#### [WORK REQUIRED]
For this exercise, copy the records below exactly and exclude every image.

*** DATA TO PROCESS ***

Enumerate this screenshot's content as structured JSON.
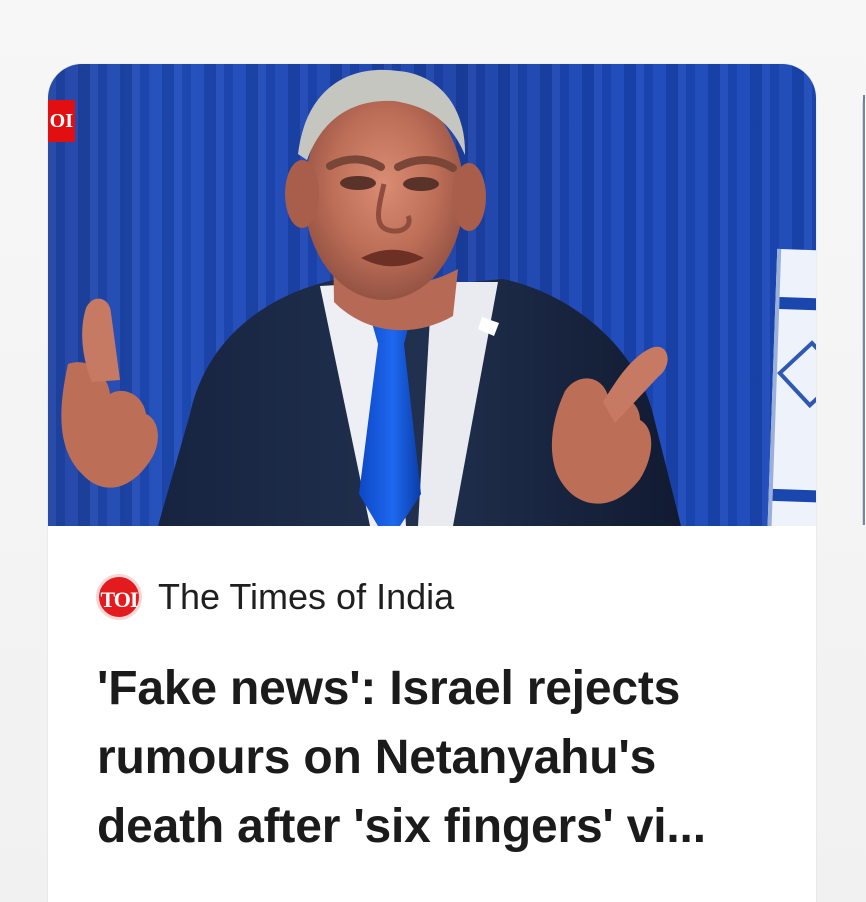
{
  "media": {
    "corner_badge": "OI"
  },
  "source": {
    "logo_text": "TOI",
    "name": "The Times of India"
  },
  "article": {
    "headline": "'Fake news': Israel rejects rumours on Netanyahu's death after 'six fingers' vi..."
  },
  "colors": {
    "brand_red": "#e31b1f",
    "curtain_blue": "#1f4dbd",
    "headline_text": "#1b1b1b"
  },
  "icons": {
    "source_logo": "times-of-india-logo",
    "corner_badge": "times-of-india-badge"
  }
}
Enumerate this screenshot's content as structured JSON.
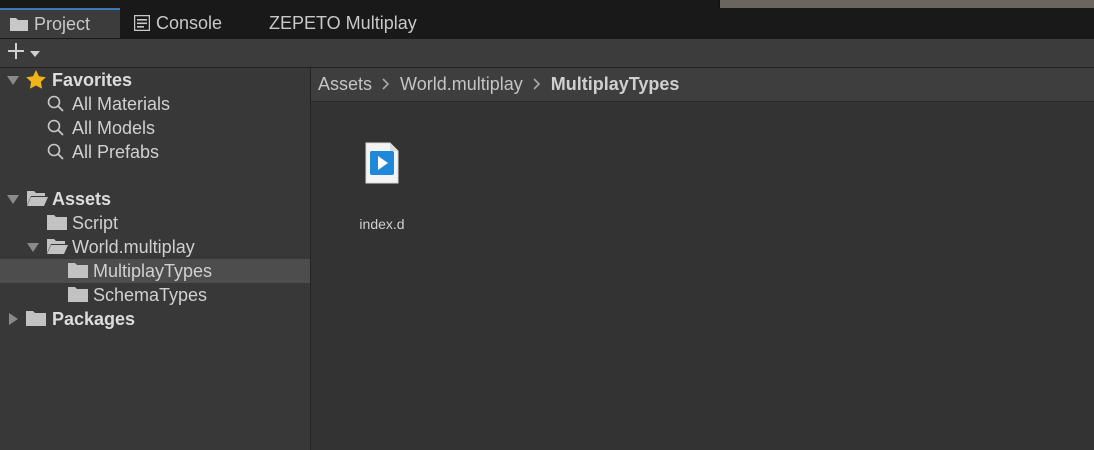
{
  "tabs": [
    {
      "label": "Project",
      "icon": "folder-icon",
      "active": true
    },
    {
      "label": "Console",
      "icon": "console-icon",
      "active": false
    },
    {
      "label": "ZEPETO Multiplay",
      "active": false
    }
  ],
  "toolbar": {
    "create_button": "+"
  },
  "tree": {
    "favorites": {
      "label": "Favorites",
      "items": [
        "All Materials",
        "All Models",
        "All Prefabs"
      ]
    },
    "assets": {
      "label": "Assets",
      "children": [
        {
          "label": "Script"
        },
        {
          "label": "World.multiplay",
          "children": [
            "MultiplayTypes",
            "SchemaTypes"
          ]
        }
      ]
    },
    "packages": {
      "label": "Packages"
    },
    "selected": "MultiplayTypes"
  },
  "breadcrumb": [
    "Assets",
    "World.multiplay",
    "MultiplayTypes"
  ],
  "files": [
    {
      "name": "index.d",
      "icon": "script-file-icon"
    }
  ],
  "colors": {
    "accent": "#3a79bb",
    "star": "#f0b418",
    "folder": "#c2c2c2",
    "file_blue": "#1f88d8"
  }
}
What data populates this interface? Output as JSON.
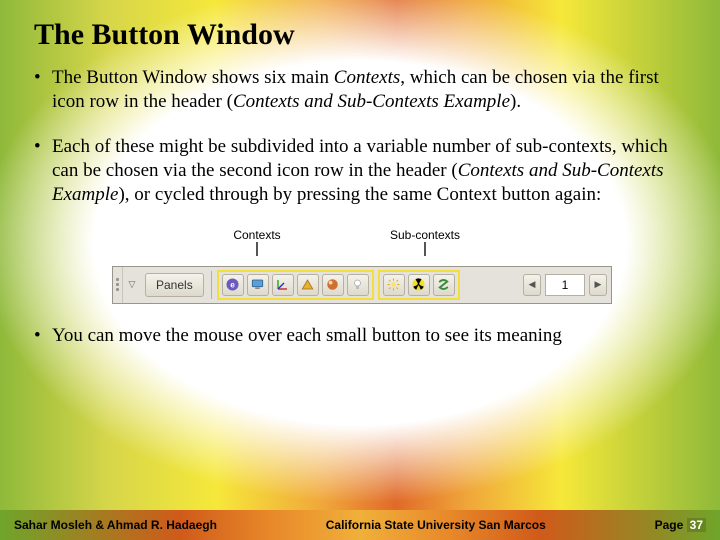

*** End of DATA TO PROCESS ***

#### [SOLUTION TO THE PROBLEM]
Enumerate this screenshot's content as structured JSON.
{
  "media": {
    "corner_badge": "OI"
  },
  "source": {
    "logo_text": "TOI",
    "name": "The Times of India"
  },
  "article": {
    "headline": "'Fake news': Israel rejects rumours on Netanyahu's death after 'six fingers' vi..."
  },
  "colors": {
    "brand_red": "#e31b1f",
    "curtain_blue": "#1f4dbd",
    "headline_text": "#1b1b1b"
  },
  "icons": {
    "source_logo": "times-of-india-logo",
    "corner_badge": "times-of-india-badge"
  }
}
Enumerate this screenshot's content as structured JSON.
{
  "tabs": [
    {
      "label": "Project",
      "icon": "folder-icon",
      "active": true
    },
    {
      "label": "Console",
      "icon": "console-icon",
      "active": false
    },
    {
      "label": "ZEPETO Multiplay",
      "active": false
    }
  ],
  "toolbar": {
    "create_button": "+"
  },
  "tree": {
    "favorites": {
      "label": "Favorites",
      "items": [
        "All Materials",
        "All Models",
        "All Prefabs"
      ]
    },
    "assets": {
      "label": "Assets",
      "children": [
        {
          "label": "Script"
        },
        {
          "label": "World.multiplay",
          "children": [
            "MultiplayTypes",
            "SchemaTypes"
          ]
        }
      ]
    },
    "packages": {
      "label": "Packages"
    },
    "selected": "MultiplayTypes"
  },
  "breadcrumb": [
    "Assets",
    "World.multiplay",
    "MultiplayTypes"
  ],
  "files": [
    {
      "name": "index.d",
      "icon": "script-file-icon"
    }
  ],
  "colors": {
    "accent": "#3a79bb",
    "star": "#f0b418",
    "folder": "#c2c2c2",
    "file_blue": "#1f88d8"
  }
}
What data populates this interface? Output as JSON.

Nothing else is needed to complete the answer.